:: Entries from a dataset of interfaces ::

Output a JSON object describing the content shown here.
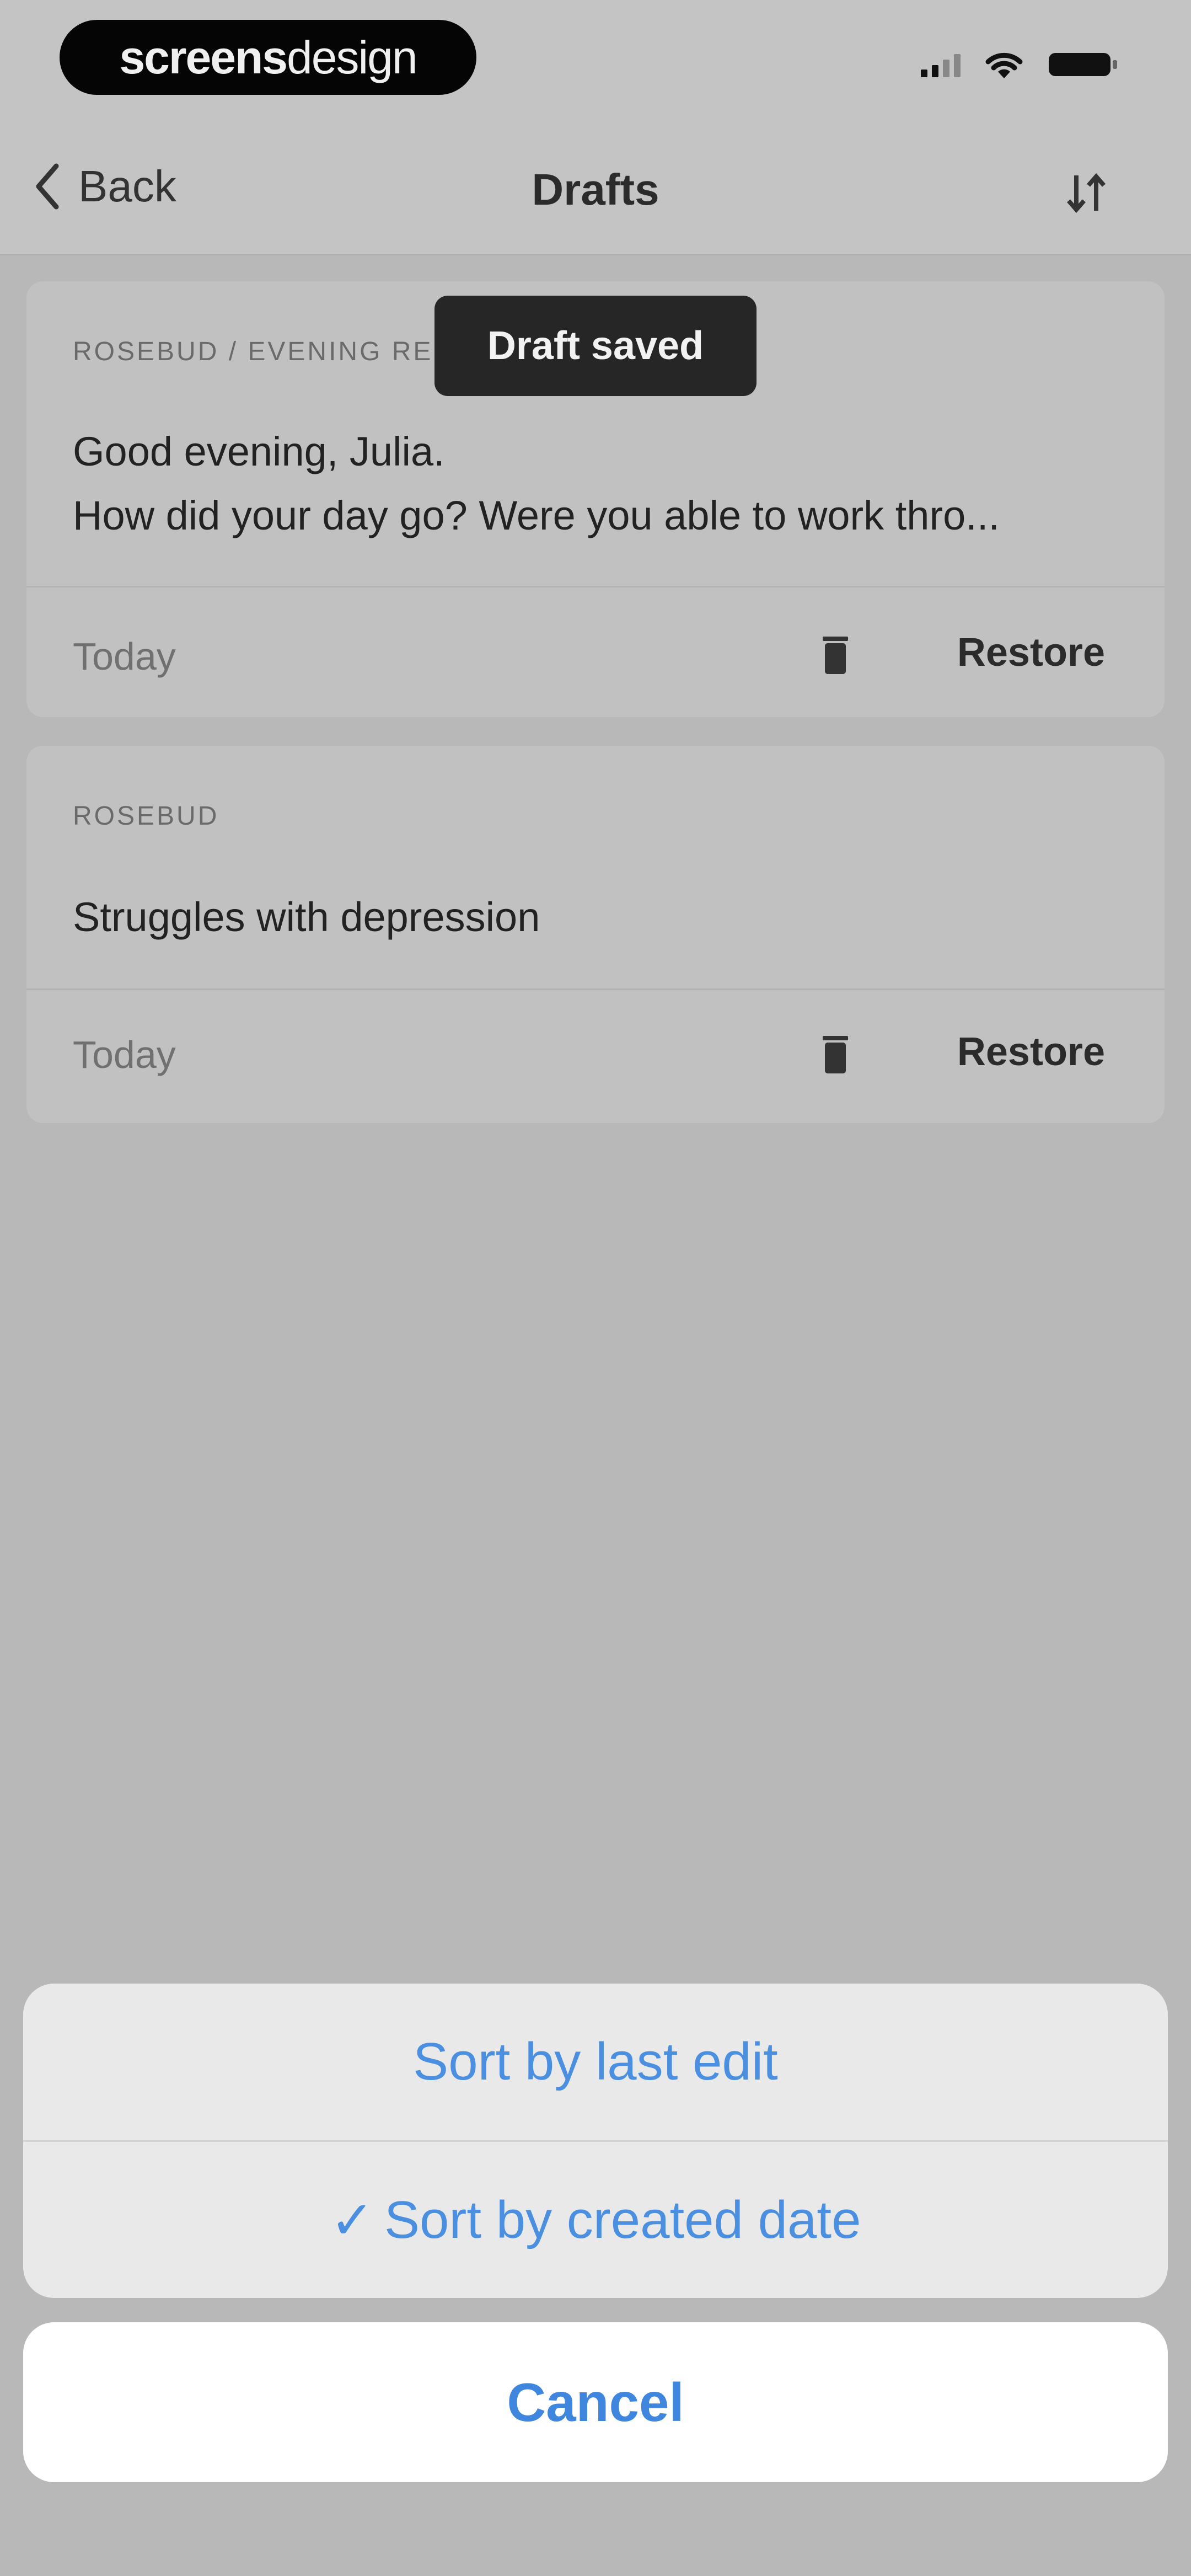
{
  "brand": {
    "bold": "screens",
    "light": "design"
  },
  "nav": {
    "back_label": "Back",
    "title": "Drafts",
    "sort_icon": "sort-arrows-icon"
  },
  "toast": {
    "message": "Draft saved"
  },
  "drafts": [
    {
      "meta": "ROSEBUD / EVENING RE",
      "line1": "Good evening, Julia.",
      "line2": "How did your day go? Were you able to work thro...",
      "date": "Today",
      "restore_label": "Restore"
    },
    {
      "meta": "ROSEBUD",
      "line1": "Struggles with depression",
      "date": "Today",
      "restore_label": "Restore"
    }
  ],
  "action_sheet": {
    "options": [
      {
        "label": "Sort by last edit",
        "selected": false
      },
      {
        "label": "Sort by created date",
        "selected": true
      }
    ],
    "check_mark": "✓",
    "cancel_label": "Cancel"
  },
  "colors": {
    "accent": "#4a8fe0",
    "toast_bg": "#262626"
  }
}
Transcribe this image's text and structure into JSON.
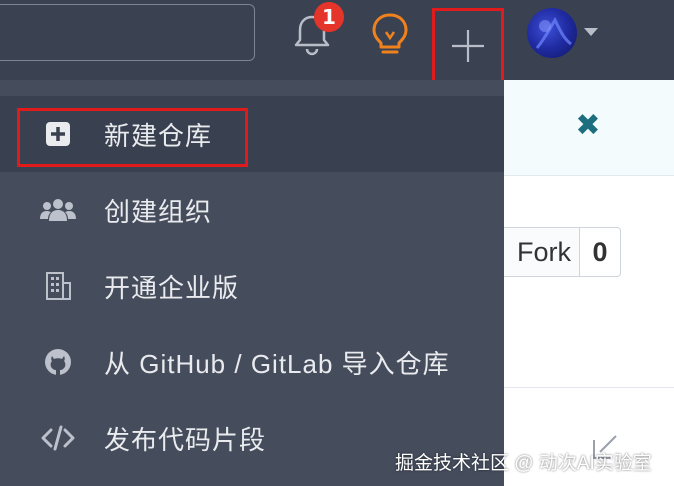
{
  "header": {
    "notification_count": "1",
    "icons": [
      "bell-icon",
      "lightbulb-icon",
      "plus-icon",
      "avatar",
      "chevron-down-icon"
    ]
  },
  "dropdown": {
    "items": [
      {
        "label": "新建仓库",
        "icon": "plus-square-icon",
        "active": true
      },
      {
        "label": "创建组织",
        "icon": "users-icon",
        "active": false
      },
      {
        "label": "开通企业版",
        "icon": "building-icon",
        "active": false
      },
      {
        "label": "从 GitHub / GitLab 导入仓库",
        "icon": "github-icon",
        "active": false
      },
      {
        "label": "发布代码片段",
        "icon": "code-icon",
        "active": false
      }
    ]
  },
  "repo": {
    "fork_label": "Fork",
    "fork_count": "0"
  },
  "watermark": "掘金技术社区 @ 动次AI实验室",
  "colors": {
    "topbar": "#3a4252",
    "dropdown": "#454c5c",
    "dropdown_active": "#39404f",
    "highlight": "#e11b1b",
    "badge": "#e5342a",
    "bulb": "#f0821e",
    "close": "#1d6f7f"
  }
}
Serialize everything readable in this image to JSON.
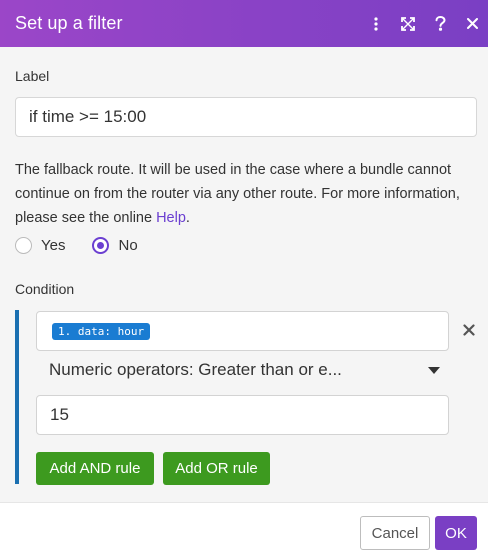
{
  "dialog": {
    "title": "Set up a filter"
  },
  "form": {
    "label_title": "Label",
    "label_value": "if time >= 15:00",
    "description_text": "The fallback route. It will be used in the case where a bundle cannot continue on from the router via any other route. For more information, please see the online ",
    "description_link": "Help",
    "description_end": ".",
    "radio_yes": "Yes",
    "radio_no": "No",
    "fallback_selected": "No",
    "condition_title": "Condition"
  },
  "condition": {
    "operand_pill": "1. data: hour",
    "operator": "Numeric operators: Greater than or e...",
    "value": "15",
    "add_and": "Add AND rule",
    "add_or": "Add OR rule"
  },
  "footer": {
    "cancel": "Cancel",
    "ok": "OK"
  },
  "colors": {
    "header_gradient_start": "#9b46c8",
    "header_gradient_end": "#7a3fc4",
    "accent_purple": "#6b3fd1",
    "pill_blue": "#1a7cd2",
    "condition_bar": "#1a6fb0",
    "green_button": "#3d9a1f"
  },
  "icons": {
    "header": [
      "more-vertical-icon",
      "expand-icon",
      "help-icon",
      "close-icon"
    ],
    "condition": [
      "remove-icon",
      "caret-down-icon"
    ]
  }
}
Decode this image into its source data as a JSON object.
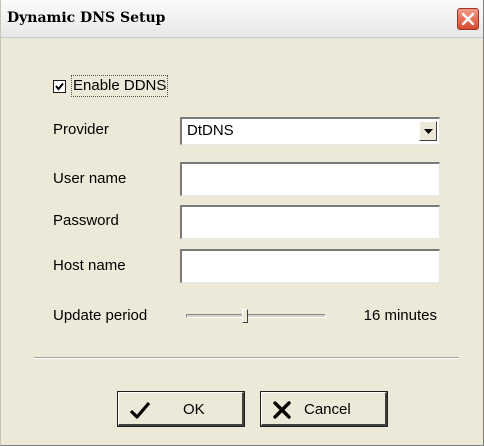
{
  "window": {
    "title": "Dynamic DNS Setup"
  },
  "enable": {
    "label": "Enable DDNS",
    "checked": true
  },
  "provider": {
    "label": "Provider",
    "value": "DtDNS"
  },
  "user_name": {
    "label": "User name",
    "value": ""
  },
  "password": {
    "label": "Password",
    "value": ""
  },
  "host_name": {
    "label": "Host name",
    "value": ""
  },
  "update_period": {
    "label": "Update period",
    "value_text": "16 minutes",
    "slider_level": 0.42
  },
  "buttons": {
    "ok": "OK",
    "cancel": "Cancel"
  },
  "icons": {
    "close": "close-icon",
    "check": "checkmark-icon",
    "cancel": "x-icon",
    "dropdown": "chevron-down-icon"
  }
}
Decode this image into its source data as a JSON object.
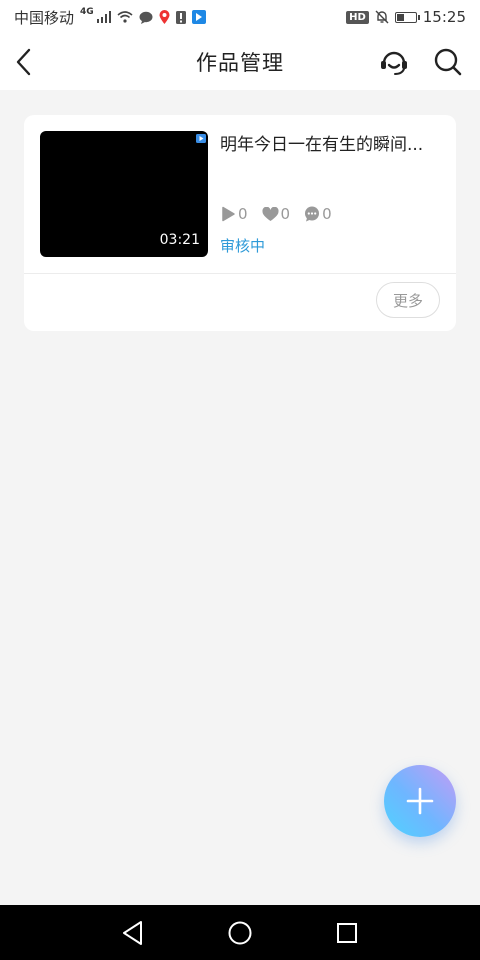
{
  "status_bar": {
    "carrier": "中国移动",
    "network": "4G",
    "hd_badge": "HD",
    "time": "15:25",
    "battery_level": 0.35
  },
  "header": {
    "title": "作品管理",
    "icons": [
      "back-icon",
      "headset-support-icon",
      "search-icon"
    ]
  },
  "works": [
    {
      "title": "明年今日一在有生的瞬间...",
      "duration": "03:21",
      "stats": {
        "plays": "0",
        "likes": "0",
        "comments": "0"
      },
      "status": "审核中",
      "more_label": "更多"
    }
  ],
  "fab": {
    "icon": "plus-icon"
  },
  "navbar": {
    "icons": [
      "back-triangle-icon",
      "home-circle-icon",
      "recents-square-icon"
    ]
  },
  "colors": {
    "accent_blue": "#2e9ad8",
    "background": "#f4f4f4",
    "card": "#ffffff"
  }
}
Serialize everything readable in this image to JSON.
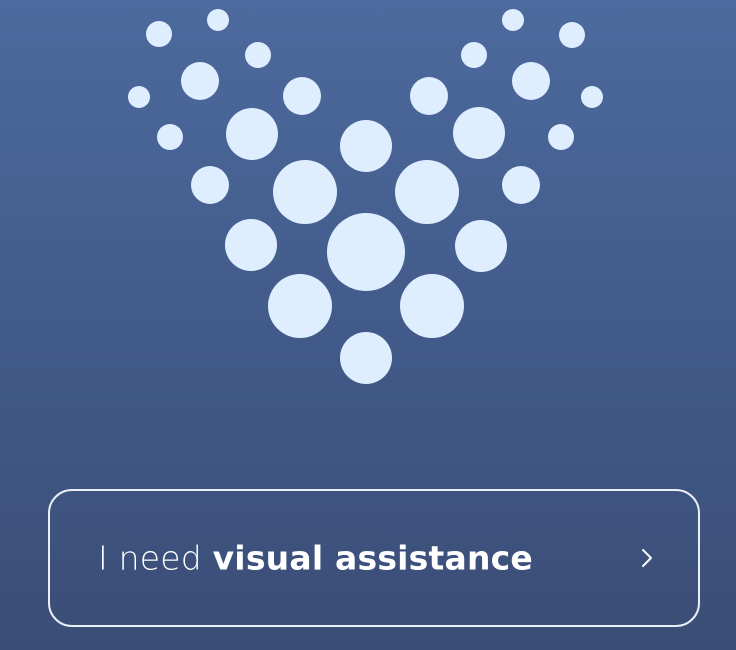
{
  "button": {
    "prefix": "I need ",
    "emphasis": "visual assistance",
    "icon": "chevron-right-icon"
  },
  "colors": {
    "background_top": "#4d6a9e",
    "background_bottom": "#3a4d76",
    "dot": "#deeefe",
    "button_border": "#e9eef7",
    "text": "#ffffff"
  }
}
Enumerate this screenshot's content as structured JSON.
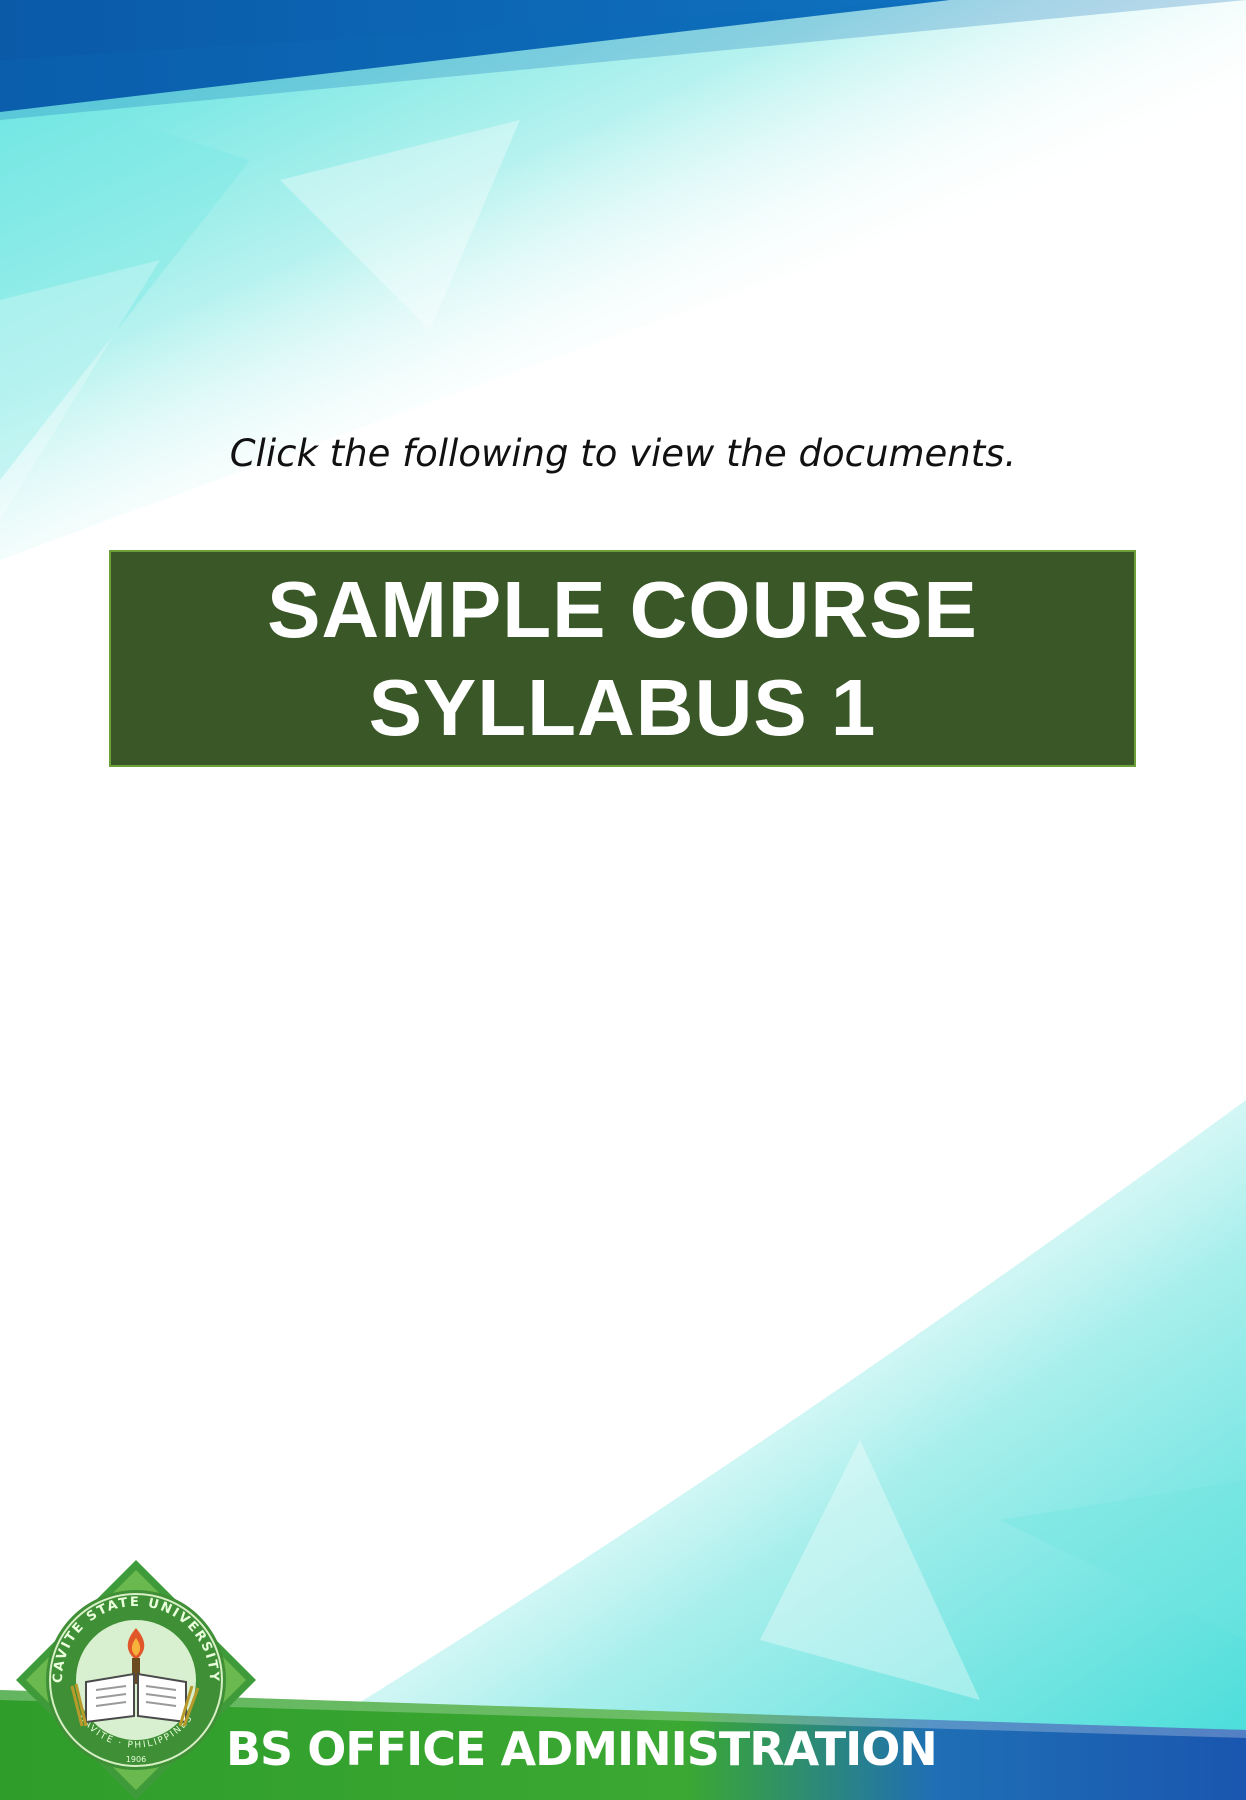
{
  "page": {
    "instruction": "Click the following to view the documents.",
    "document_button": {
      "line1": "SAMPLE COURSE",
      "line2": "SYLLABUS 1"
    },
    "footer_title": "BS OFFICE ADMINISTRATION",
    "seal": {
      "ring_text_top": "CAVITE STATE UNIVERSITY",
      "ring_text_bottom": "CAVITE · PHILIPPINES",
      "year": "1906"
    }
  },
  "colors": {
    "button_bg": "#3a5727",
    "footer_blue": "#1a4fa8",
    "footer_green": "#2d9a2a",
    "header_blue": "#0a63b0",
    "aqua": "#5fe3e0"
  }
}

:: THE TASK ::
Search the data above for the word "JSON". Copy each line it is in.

:: RESPONSE ::
Output a JSON object describing the content shown here.
Transcribe this image's text and structure into JSON.
Serialize everything readable in this image to JSON.
Decode this image into its source data as a JSON object.
Decode this image into its source data as a JSON object.
Serialize everything readable in this image to JSON.
Enumerate this screenshot's content as structured JSON.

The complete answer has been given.